I believe there was an instance in the matter of Viking burial remains in which the existence of female Viking warriors was completely overlooked due to the fact that the excavators saw skeletons buried with full battle gear and assumed male without bothering to examine the remains. Of course this has nothing to do with sexual orientation, but there are undoubtedly many similar cases of examinations of love letters between two men which were dismissed as ‘brotherly affection’.

Your point about LGBT+ community members seeking representative reflections of themselves in history is a cogent one, Riley, and one that also came to mind for me when brainstorming this post.
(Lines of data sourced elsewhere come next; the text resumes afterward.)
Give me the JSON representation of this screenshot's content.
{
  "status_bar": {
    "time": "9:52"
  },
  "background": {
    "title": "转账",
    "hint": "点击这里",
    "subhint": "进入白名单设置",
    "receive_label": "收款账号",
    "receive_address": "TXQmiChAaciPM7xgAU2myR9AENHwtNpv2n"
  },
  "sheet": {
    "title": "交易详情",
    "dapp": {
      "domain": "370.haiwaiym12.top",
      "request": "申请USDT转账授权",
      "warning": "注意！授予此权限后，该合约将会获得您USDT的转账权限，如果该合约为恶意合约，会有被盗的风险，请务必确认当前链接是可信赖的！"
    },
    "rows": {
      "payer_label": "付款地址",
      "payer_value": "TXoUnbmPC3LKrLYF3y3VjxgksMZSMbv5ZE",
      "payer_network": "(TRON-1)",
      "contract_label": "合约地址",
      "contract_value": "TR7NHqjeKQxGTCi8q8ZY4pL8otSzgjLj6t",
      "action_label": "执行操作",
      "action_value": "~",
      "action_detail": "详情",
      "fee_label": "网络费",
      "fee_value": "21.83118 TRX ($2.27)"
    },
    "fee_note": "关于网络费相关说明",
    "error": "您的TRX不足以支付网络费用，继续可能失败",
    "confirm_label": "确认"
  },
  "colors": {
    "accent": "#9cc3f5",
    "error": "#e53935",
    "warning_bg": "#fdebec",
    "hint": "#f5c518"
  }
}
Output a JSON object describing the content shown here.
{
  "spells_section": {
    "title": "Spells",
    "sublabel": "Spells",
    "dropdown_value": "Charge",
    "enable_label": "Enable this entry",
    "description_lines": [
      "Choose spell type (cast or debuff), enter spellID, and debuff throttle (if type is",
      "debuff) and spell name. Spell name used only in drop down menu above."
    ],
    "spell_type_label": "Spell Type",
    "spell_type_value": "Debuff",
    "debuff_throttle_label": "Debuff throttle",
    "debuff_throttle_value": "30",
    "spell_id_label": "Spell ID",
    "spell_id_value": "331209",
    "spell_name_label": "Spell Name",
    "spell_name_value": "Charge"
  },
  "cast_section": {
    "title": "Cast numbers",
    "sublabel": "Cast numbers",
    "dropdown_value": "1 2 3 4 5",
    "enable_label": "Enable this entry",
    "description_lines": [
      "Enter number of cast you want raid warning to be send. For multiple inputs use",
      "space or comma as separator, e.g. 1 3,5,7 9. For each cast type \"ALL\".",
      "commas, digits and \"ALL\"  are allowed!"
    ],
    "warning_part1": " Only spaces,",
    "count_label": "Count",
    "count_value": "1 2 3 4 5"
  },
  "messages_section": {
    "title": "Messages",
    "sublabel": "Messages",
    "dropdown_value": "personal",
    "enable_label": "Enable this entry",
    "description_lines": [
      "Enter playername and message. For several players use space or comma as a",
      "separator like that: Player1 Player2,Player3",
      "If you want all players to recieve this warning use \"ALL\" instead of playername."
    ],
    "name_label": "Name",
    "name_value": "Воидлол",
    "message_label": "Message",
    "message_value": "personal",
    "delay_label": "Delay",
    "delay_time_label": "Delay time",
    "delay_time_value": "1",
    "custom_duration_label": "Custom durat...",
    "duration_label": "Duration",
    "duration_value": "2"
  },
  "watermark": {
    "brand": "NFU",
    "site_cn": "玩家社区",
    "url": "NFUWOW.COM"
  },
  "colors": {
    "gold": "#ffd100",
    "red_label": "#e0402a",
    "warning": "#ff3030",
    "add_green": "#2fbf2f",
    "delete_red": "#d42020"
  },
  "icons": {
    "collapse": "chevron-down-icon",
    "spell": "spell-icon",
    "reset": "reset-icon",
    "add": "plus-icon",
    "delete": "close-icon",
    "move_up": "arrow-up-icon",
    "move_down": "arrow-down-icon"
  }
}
It is certainly a complicated issue; although we can hardly blame members of such a marginalized group for being overly eager in their search for representation, they nonetheless must be held methodologically accountable.

Of course! And I feel that as society becomes more accepting of the LGBT+ community there will be more researchers and historians from that community who will be able to conduct in-depth research to come to more accurate or well-informed conclusions. Also the tendency to slap labels on people for “shock value” will hopefully wane.
As a tangent, if I may play devil’s advocate, you mentioned labeling people according to “their own words”. What should be done about people whose personal papers don’t survive? Or who never wrote anything about their sexuality for fear or discovery? Could an assertion ever be made in those instances or would it always be a theory? (I recognize this is a complex issue and I am nitpicking, but I am interested in your thoughts.)

I definitely agree with your prediction that as society becomes more LGBT-inclusive, scholarship on LGBT+ issues will develop and mature. To respond to your “devil’s advocate” query: if there are no known and usable primary documents of historical figures in which they explore their sexuality in their own words, then our analysis of their sexualities can only ever be theories. There are no definitive “clues” of not-straightness that may be relied on; such assumptions are based solely on (often homophobic/lesbophobic/biphobic) stereotypes. Even if we can find primary documents by an individual’s contemporaries that guess at their sexuality, these sources can only be discussed as hearsay.

Leave a Reply

This site uses Akismet to reduce spam. Learn how your comment data is processed.